Tony Romo spent the last decade as the quarterback of the Dallas Cowboys, shattering the team's passing records. He also developed a reputation in the offseason as a very good golfer and spent a lot of time on the links outside of the NFL season. Now that Romo has retired from the NFL and before he starts his new career as a color commentator for CBS Sports, Romo is trying to qualify for the U.S. Open, one of the biggest professional golf tournaments in the world.

Tony Romo and the U.S. Open

This isn't the first time that Tony Romo has tried to qualify for the U.S.

Open. In 2010, during the Dallas Cowboys offseason, Romo also tried to qualify for the golfing tournament and actually made it out of the local qualifying round. 35 players moved on from that round but only two could move on to the next round. That round was a 36-hole qualifier and Romo opened with a 71. There were two weather delays and Tony ended up dropping out of competition. The only other player to go through local qualifying and actually win the U.S. Open was Orville Moody in 1969.

Tony Romo post-Dallas Cowboys

The same day that the Dallas Cowboys released Tony Romo, he announced he was retiring from the NFL rather than move on and try to make it with another team. The Houston Texans wanted to sign Romo but he chose instead to sign a contract to become the number one color commentator for CBS Sports, replacing Phil Simms in the role.

Outside of signing with CBS Sports, Romo has kept his name in the public eye thanks to a number of honors. The Dallas Mavericks made him an honorable player for their final home game of the NBA season. The Texas Legislature honored him on Wednesday. The Dallas Cowboys will surely honor Romo sometime this season as well.
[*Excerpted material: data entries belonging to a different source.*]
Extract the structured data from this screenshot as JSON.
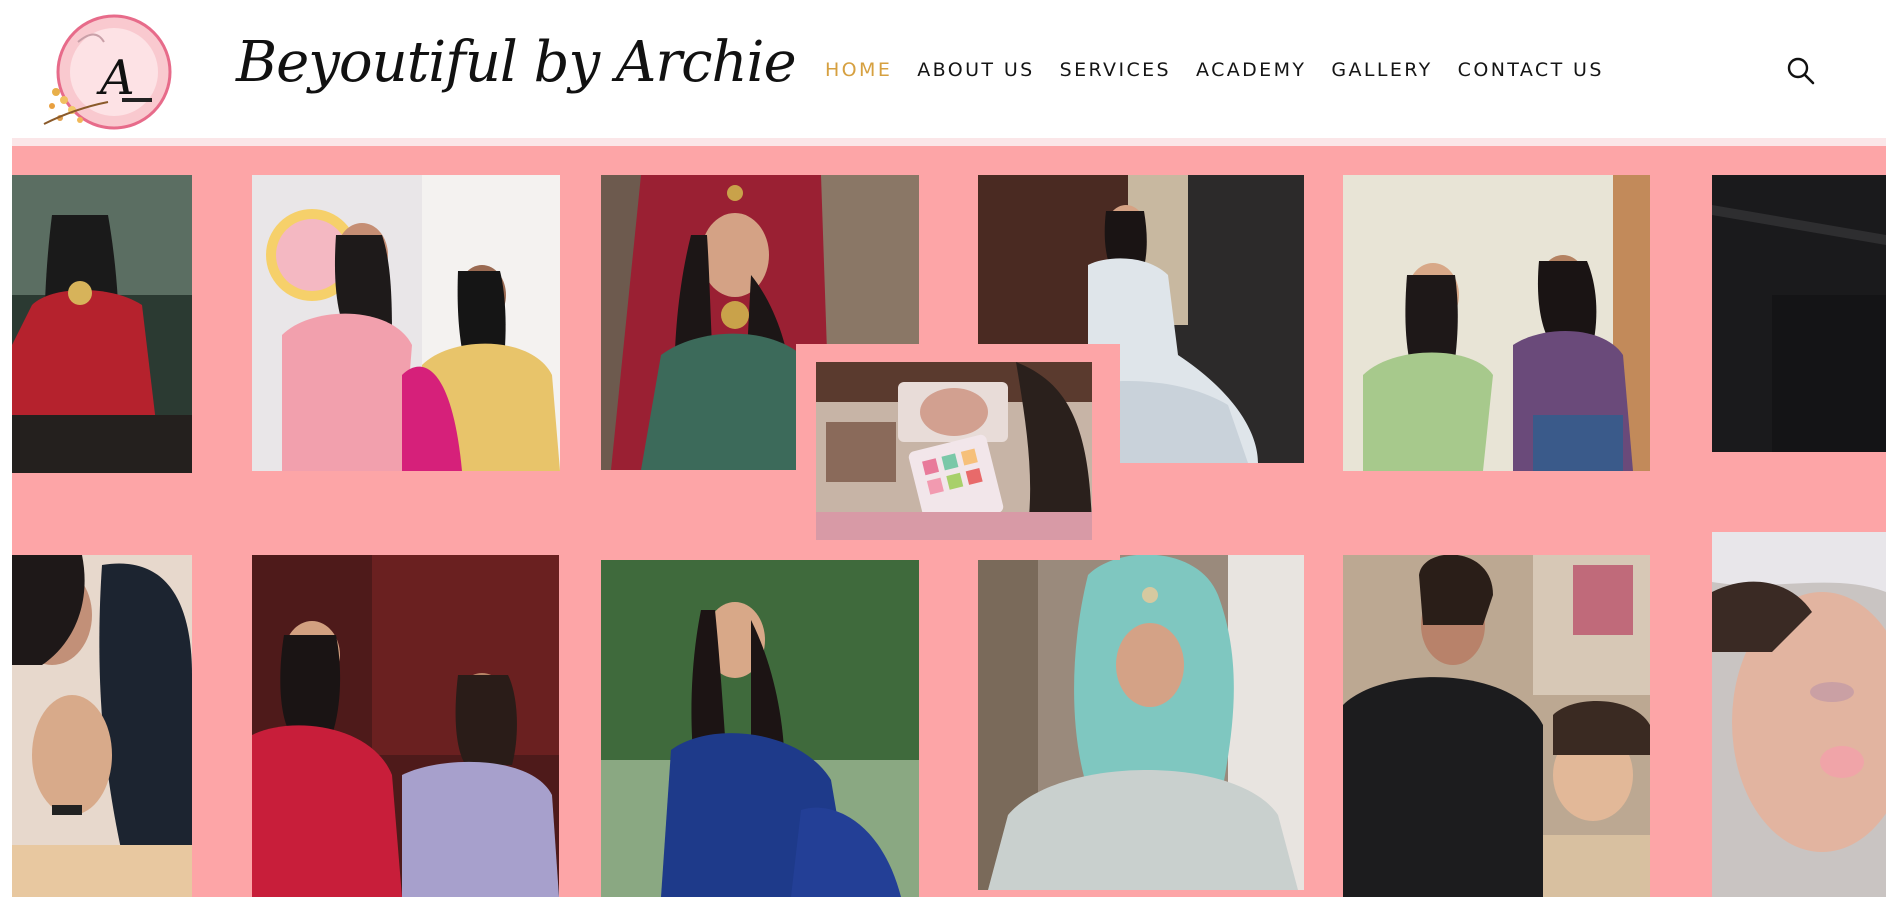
{
  "header": {
    "brand": "Beyoutiful by Archie",
    "logo_letter": "A",
    "logo_icon": "brand-logo-icon",
    "nav": [
      {
        "label": "HOME",
        "active": true
      },
      {
        "label": "ABOUT US",
        "active": false
      },
      {
        "label": "SERVICES",
        "active": false
      },
      {
        "label": "ACADEMY",
        "active": false
      },
      {
        "label": "GALLERY",
        "active": false
      },
      {
        "label": "CONTACT US",
        "active": false
      }
    ],
    "search_icon": "search-icon"
  },
  "colors": {
    "accent": "#d6a040",
    "gallery_bg": "#fda5a7",
    "nav_text": "#151515"
  },
  "gallery": {
    "photos": [
      "bride-red-lehenga",
      "artist-pink-with-bride",
      "bride-maroon-dupatta",
      "bride-white-gown",
      "artist-applying-makeup-green-saree",
      "dark-photo-right",
      "artist-ear-detail",
      "artist-with-bride-red",
      "eyeshadow-palette-mirror",
      "bride-blue-gown",
      "bride-teal-hijab",
      "artist-applying-eye-makeup",
      "closeup-face-glow"
    ]
  }
}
Now, with the U.S.

Open qualifying news, it looks like Tony will remain in the sports public's eye for the foreseeable future.

Tony Romo and his future

As long as Tony Romo is making news, the questions will always come up about whether or not he is really retired from the NFL. The Dallas Cowboys released him but Tony Romo never filed his retirement papers with the NFL.

If the Cowboys had held him, they would have controlled his frozen contract if he ever decided to come back. Since Dallas released him, Romo can come back and play for any team in the NFL if they call him and make a big enough offer. That includes the Cowboys, who could keep his number on speed dial in case something happens to Dak Prescott this season.